Your objective: If a line in the data below contains "https", copy it.

——

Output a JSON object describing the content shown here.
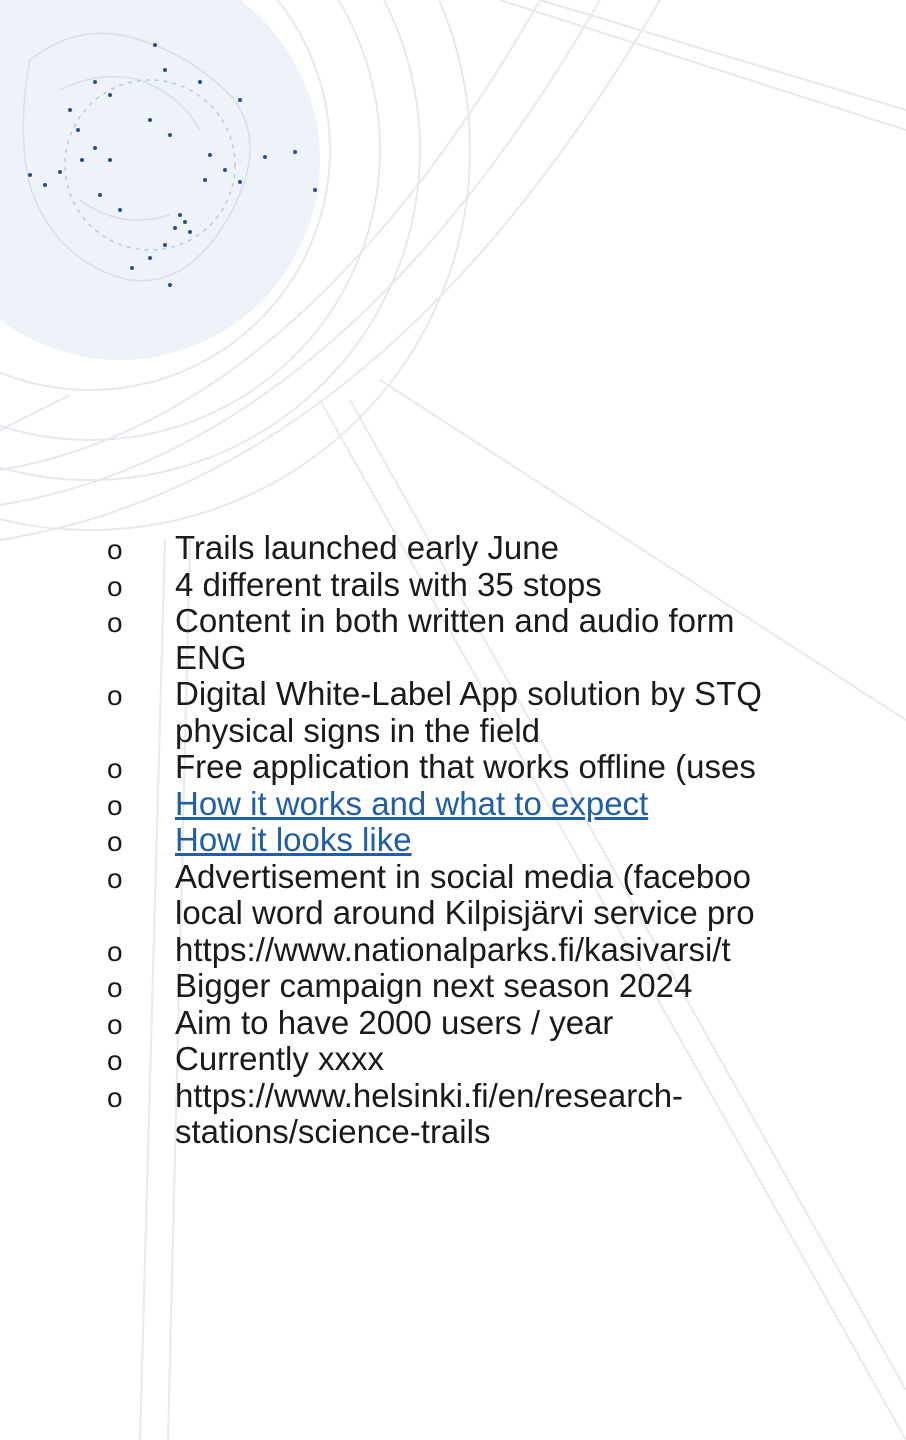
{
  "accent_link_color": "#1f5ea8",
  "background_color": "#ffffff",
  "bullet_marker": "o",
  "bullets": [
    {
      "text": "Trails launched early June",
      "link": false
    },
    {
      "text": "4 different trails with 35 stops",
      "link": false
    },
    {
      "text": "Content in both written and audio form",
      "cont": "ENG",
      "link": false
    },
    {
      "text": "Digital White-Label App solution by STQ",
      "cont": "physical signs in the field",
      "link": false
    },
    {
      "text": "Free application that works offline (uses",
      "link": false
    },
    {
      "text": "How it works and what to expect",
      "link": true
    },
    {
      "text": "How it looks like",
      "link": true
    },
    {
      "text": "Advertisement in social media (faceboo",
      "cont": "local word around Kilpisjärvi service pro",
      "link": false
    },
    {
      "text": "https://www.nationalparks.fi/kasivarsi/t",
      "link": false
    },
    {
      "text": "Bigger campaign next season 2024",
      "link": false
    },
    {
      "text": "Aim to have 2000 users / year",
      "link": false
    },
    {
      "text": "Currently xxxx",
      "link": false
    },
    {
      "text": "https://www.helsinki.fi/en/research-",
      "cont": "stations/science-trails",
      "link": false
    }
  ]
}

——

Finished task:
      "text": "https://www.nationalparks.fi/kasivarsi/t",
      "text": "https://www.helsinki.fi/en/research-",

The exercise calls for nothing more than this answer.